- The task
The entries are given below. Output each one unchanged.

- Exercise input
============================================================

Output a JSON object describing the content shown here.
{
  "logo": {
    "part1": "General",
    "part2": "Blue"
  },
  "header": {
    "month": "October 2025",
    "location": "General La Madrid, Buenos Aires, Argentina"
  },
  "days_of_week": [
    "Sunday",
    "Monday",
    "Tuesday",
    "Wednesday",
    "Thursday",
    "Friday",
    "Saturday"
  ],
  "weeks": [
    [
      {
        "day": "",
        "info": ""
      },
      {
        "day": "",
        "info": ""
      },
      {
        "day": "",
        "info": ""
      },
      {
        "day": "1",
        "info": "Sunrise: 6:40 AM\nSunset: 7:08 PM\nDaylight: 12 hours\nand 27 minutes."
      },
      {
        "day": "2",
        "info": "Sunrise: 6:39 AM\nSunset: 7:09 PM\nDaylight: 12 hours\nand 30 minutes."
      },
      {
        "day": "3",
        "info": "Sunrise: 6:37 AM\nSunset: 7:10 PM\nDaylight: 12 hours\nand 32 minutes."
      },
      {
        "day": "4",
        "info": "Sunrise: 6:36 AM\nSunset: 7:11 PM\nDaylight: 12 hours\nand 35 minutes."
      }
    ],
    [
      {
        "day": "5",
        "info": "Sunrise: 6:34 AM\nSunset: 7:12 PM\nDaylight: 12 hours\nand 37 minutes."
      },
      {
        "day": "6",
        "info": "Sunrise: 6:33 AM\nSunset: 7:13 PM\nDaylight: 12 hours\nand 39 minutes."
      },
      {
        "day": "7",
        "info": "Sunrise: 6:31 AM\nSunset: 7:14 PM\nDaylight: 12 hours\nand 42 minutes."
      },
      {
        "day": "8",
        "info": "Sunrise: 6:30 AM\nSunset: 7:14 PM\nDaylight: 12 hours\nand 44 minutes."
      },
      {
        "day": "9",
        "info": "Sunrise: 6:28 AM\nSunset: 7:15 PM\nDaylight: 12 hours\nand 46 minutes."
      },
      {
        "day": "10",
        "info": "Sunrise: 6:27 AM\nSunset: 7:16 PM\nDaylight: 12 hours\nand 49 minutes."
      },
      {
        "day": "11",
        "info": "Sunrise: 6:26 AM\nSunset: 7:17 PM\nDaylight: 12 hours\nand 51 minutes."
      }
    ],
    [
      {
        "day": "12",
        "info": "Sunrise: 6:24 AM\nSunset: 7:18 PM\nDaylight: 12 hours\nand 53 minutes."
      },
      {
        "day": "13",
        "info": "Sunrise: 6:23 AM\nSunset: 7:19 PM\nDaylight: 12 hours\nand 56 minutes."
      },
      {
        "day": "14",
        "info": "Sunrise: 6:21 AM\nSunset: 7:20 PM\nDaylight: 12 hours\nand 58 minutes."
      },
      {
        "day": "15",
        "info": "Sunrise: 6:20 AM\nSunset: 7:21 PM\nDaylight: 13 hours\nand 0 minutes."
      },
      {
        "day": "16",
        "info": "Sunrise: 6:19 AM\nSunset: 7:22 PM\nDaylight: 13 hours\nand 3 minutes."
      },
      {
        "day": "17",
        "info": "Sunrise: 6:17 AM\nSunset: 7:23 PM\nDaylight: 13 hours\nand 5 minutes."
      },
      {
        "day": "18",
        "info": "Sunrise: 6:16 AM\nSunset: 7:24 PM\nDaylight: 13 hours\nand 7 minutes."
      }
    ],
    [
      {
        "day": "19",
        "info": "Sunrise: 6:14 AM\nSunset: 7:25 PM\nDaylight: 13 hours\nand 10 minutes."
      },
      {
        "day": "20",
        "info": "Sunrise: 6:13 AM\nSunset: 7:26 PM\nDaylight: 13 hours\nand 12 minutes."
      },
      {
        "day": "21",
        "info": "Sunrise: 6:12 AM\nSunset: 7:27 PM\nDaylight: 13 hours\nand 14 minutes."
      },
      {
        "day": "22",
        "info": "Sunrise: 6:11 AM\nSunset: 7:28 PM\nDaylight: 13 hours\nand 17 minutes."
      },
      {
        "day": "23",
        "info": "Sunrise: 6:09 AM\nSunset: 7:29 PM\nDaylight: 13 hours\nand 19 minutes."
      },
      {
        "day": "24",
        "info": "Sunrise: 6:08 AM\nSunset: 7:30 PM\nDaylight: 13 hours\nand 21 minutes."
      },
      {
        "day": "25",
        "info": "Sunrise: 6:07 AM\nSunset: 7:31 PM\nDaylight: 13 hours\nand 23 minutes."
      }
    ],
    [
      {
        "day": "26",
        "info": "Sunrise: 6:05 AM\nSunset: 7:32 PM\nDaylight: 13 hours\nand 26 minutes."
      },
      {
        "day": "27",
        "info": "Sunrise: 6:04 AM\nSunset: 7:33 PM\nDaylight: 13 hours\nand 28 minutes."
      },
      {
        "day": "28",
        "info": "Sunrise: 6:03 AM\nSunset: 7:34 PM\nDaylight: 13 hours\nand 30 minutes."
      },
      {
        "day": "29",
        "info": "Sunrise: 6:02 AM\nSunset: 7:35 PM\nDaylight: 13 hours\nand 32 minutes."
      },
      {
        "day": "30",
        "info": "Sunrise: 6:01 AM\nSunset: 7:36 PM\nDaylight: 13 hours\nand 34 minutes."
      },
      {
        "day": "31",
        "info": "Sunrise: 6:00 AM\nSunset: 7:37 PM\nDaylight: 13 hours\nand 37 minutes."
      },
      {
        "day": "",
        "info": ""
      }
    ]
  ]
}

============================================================

- Result for this task
Output a JSON object describing the content shown here.
{
  "logo": {
    "part1": "General",
    "part2": "Blue"
  },
  "header": {
    "month": "October 2025",
    "location": "General La Madrid, Buenos Aires, Argentina"
  },
  "days_of_week": [
    "Sunday",
    "Monday",
    "Tuesday",
    "Wednesday",
    "Thursday",
    "Friday",
    "Saturday"
  ],
  "weeks": [
    [
      {
        "day": "",
        "info": ""
      },
      {
        "day": "",
        "info": ""
      },
      {
        "day": "",
        "info": ""
      },
      {
        "day": "1",
        "info": "Sunrise: 6:40 AM\nSunset: 7:08 PM\nDaylight: 12 hours\nand 27 minutes."
      },
      {
        "day": "2",
        "info": "Sunrise: 6:39 AM\nSunset: 7:09 PM\nDaylight: 12 hours\nand 30 minutes."
      },
      {
        "day": "3",
        "info": "Sunrise: 6:37 AM\nSunset: 7:10 PM\nDaylight: 12 hours\nand 32 minutes."
      },
      {
        "day": "4",
        "info": "Sunrise: 6:36 AM\nSunset: 7:11 PM\nDaylight: 12 hours\nand 35 minutes."
      }
    ],
    [
      {
        "day": "5",
        "info": "Sunrise: 6:34 AM\nSunset: 7:12 PM\nDaylight: 12 hours\nand 37 minutes."
      },
      {
        "day": "6",
        "info": "Sunrise: 6:33 AM\nSunset: 7:13 PM\nDaylight: 12 hours\nand 39 minutes."
      },
      {
        "day": "7",
        "info": "Sunrise: 6:31 AM\nSunset: 7:14 PM\nDaylight: 12 hours\nand 42 minutes."
      },
      {
        "day": "8",
        "info": "Sunrise: 6:30 AM\nSunset: 7:14 PM\nDaylight: 12 hours\nand 44 minutes."
      },
      {
        "day": "9",
        "info": "Sunrise: 6:28 AM\nSunset: 7:15 PM\nDaylight: 12 hours\nand 46 minutes."
      },
      {
        "day": "10",
        "info": "Sunrise: 6:27 AM\nSunset: 7:16 PM\nDaylight: 12 hours\nand 49 minutes."
      },
      {
        "day": "11",
        "info": "Sunrise: 6:26 AM\nSunset: 7:17 PM\nDaylight: 12 hours\nand 51 minutes."
      }
    ],
    [
      {
        "day": "12",
        "info": "Sunrise: 6:24 AM\nSunset: 7:18 PM\nDaylight: 12 hours\nand 53 minutes."
      },
      {
        "day": "13",
        "info": "Sunrise: 6:23 AM\nSunset: 7:19 PM\nDaylight: 12 hours\nand 56 minutes."
      },
      {
        "day": "14",
        "info": "Sunrise: 6:21 AM\nSunset: 7:20 PM\nDaylight: 12 hours\nand 58 minutes."
      },
      {
        "day": "15",
        "info": "Sunrise: 6:20 AM\nSunset: 7:21 PM\nDaylight: 13 hours\nand 0 minutes."
      },
      {
        "day": "16",
        "info": "Sunrise: 6:19 AM\nSunset: 7:22 PM\nDaylight: 13 hours\nand 3 minutes."
      },
      {
        "day": "17",
        "info": "Sunrise: 6:17 AM\nSunset: 7:23 PM\nDaylight: 13 hours\nand 5 minutes."
      },
      {
        "day": "18",
        "info": "Sunrise: 6:16 AM\nSunset: 7:24 PM\nDaylight: 13 hours\nand 7 minutes."
      }
    ],
    [
      {
        "day": "19",
        "info": "Sunrise: 6:14 AM\nSunset: 7:25 PM\nDaylight: 13 hours\nand 10 minutes."
      },
      {
        "day": "20",
        "info": "Sunrise: 6:13 AM\nSunset: 7:26 PM\nDaylight: 13 hours\nand 12 minutes."
      },
      {
        "day": "21",
        "info": "Sunrise: 6:12 AM\nSunset: 7:27 PM\nDaylight: 13 hours\nand 14 minutes."
      },
      {
        "day": "22",
        "info": "Sunrise: 6:11 AM\nSunset: 7:28 PM\nDaylight: 13 hours\nand 17 minutes."
      },
      {
        "day": "23",
        "info": "Sunrise: 6:09 AM\nSunset: 7:29 PM\nDaylight: 13 hours\nand 19 minutes."
      },
      {
        "day": "24",
        "info": "Sunrise: 6:08 AM\nSunset: 7:30 PM\nDaylight: 13 hours\nand 21 minutes."
      },
      {
        "day": "25",
        "info": "Sunrise: 6:07 AM\nSunset: 7:31 PM\nDaylight: 13 hours\nand 23 minutes."
      }
    ],
    [
      {
        "day": "26",
        "info": "Sunrise: 6:05 AM\nSunset: 7:32 PM\nDaylight: 13 hours\nand 26 minutes."
      },
      {
        "day": "27",
        "info": "Sunrise: 6:04 AM\nSunset: 7:33 PM\nDaylight: 13 hours\nand 28 minutes."
      },
      {
        "day": "28",
        "info": "Sunrise: 6:03 AM\nSunset: 7:34 PM\nDaylight: 13 hours\nand 30 minutes."
      },
      {
        "day": "29",
        "info": "Sunrise: 6:02 AM\nSunset: 7:35 PM\nDaylight: 13 hours\nand 32 minutes."
      },
      {
        "day": "30",
        "info": "Sunrise: 6:01 AM\nSunset: 7:36 PM\nDaylight: 13 hours\nand 34 minutes."
      },
      {
        "day": "31",
        "info": "Sunrise: 6:00 AM\nSunset: 7:37 PM\nDaylight: 13 hours\nand 37 minutes."
      },
      {
        "day": "",
        "info": ""
      }
    ]
  ]
}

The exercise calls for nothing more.